======== SOURCE MATERIAL ========

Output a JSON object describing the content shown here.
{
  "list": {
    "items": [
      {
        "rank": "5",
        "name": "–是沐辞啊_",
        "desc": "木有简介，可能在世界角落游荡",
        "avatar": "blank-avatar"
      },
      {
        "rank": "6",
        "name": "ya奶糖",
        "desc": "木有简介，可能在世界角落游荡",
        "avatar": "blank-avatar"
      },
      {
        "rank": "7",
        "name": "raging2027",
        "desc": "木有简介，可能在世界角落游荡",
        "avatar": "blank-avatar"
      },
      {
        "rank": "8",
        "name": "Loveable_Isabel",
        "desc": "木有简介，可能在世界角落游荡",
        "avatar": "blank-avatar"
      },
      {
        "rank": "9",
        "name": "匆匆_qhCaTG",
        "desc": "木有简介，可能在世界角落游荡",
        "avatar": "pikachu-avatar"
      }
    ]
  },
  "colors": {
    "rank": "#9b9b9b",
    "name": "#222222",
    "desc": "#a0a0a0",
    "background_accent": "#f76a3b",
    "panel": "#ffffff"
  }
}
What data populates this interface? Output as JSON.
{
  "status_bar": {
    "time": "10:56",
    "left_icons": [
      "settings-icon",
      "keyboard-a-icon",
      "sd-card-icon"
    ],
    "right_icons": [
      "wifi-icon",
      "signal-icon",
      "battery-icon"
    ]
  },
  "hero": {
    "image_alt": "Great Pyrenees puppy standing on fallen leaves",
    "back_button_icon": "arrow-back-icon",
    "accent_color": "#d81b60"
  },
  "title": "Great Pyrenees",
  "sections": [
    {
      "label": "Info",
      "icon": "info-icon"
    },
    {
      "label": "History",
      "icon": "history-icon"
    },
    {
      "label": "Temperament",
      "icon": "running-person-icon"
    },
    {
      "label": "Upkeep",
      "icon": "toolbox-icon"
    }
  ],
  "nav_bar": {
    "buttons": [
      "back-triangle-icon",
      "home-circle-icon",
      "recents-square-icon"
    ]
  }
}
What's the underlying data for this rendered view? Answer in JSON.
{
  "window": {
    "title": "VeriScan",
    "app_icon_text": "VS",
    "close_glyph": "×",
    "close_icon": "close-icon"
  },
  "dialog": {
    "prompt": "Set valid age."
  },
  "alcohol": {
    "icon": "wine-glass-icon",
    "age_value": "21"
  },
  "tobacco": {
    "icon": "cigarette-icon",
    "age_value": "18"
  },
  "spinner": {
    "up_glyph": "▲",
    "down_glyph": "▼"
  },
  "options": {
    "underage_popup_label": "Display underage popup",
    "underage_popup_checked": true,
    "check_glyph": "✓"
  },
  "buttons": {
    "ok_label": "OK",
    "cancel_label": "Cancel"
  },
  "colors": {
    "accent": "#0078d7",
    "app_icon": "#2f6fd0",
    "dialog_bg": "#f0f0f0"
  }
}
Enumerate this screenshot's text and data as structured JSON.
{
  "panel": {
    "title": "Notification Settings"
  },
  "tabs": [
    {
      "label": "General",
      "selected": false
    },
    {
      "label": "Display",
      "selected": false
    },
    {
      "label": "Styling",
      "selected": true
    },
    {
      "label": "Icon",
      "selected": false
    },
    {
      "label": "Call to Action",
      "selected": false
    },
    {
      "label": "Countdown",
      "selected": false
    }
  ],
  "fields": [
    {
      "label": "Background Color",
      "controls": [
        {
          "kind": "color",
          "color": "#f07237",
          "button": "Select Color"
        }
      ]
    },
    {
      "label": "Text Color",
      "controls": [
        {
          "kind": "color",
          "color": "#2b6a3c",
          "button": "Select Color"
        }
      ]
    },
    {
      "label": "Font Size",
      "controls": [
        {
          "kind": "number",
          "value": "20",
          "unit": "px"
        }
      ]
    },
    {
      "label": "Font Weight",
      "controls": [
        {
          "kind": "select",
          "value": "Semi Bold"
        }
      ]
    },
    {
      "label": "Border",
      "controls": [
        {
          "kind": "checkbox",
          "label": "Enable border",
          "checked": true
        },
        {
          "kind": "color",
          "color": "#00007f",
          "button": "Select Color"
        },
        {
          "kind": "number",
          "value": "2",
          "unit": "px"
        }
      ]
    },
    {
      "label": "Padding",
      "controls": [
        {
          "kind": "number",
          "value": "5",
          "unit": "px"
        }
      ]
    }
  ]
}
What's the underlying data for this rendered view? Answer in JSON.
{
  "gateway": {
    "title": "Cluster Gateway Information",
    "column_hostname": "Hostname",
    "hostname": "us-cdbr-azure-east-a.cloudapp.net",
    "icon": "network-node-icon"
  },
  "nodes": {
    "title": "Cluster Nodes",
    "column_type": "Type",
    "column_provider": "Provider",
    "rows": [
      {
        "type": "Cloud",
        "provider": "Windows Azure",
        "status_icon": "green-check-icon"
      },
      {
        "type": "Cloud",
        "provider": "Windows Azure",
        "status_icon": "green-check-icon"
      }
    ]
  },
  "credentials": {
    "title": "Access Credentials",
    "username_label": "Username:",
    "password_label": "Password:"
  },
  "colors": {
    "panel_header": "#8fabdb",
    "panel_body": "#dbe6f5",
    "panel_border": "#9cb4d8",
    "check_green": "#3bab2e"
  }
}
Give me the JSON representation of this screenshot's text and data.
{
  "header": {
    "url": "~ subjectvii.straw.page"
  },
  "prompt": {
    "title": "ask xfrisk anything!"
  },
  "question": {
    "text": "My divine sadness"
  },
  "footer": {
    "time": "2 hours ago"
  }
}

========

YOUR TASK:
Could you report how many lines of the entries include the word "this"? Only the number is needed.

RESPONSE BOX:
5